A major problem during a test run in Wilmington, N.C., was the inability of over-the-air viewers to receive new digital signals, according to figures collected after the test.
Commercial broadcasters in the North Carolina city volunteered to cease analog programming on Sept. 8, well before the rest of the nation. Of the 1,828 people who complained to the Federal Communications Commission in the first five days, slightly more than half of them were unable to tune in one or more channels.
Bush administration representatives were expected to testify Tuesday about the change in a Senate hearing.
All full-power television stations must turn off their analog signals by Feb. 18. Viewers who receive programming through an antenna and do not own newer-model digital TV sets by the time of the changeover must buy a converter box. The government is providing two $40 coupons per household to help defray the cost.
The largest number of calls to the FCC were from viewers of the NBC affiliate, WECT-TV. That station's analog broadcast covers far more ground than its digital signal, meaning some viewers could watch that channel before the switchover but not afterward. A total of 553 complaints were attributed to that issue.
FCC Chairman Kevin Martin said a smaller digital footprint may affect as many as 15 percent of television markets in the U.S.

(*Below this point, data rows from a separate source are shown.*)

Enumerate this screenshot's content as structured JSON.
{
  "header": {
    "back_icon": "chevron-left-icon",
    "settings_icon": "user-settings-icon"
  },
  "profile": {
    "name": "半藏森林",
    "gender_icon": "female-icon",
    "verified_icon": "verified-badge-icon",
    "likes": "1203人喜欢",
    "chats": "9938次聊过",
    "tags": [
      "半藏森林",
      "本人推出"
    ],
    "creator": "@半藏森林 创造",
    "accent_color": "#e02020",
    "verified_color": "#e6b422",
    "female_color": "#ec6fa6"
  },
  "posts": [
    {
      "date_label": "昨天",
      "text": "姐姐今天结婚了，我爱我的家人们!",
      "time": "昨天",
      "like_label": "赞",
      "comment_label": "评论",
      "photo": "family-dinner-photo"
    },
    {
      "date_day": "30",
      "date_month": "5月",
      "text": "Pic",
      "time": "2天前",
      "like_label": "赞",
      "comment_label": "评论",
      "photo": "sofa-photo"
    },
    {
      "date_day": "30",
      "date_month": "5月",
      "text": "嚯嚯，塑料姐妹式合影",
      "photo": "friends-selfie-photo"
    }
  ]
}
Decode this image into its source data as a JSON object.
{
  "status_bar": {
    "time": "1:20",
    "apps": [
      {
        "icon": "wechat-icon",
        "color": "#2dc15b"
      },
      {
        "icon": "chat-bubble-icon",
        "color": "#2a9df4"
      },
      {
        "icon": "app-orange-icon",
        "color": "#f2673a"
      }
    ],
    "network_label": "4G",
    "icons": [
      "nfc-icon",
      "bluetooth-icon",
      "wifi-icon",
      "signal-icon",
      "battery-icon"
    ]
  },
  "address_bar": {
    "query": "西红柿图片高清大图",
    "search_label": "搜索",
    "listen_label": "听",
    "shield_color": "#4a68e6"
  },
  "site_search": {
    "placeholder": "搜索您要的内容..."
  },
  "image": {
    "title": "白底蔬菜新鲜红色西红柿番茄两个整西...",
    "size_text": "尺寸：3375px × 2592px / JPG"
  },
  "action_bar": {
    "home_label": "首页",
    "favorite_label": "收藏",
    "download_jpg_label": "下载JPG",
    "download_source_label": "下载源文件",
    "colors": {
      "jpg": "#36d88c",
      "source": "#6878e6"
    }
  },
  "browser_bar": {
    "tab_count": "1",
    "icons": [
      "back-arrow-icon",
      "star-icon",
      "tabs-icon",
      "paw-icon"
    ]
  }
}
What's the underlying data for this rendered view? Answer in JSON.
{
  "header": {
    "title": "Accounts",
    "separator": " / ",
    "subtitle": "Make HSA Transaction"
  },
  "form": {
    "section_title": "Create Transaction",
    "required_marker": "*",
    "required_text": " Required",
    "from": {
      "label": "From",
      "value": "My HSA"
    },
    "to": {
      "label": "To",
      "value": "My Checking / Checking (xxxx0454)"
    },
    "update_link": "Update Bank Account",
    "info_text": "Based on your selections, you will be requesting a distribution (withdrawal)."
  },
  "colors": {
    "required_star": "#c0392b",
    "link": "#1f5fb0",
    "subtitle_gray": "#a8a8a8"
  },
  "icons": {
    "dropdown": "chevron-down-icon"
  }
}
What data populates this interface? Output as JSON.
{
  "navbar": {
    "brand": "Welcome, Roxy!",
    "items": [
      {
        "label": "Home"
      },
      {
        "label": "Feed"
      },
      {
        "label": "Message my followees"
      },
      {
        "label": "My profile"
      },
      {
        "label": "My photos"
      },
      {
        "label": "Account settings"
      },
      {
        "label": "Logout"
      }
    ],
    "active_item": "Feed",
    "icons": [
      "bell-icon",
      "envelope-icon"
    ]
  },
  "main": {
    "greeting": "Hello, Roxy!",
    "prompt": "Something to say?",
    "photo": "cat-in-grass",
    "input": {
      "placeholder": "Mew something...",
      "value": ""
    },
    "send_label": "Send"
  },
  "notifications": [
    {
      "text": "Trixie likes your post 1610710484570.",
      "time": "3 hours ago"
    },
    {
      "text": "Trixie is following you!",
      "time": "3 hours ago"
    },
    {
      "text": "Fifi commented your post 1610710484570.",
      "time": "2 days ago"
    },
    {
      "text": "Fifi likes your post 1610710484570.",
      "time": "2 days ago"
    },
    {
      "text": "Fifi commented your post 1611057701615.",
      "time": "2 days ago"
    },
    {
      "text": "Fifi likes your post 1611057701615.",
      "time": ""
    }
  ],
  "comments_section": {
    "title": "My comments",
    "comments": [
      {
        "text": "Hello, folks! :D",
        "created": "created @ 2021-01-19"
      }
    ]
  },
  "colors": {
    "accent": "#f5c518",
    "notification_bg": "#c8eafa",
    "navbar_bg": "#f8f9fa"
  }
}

The agency is still calculating what impact that may have nationwide.
Some Wilmington callers were able to watch NBC programming from another market. But an undetermined number could not, an issue generating concern at the FCC and Congress.
It's not certain what - if anything - the FCC or broadcasters can do for these viewers, short of recommending that they buy a bigger antenna.
Nielsen Co. said as of July that there are about 13.4 million television households in the U.S. that receive their programming over the air only, about 12 percent of all homes with TVs. In Wilmington, the total is 15,110, or 8.4 percent.
If the Wilmington complaint rate were applied nationally, there would be more than 1.1 million calls to the FCC in the first five days after the change.
Wilmington broadcasters transmitted an informational crawl over an analog signal that included the hot-line number. Federal law makes no such allowances after Feb. 17 - all full-power analog signals must cease, so viewers may not know where to turn with problems.
There are also concerns that Wilmington was not representative. Citizens were subjected to an intense public education campaign. The terrain is relatively flat, and as a percentage, fewer viewers rely on over-the-air broadcasting than the nation as a whole.
Democratic FCC Commissioner Michael Copps, who recommended the test-market idea, wants the agency to conduct more field tests, ramp up the agency's call center and find a way to broadcast an analog message to consumers following the transition.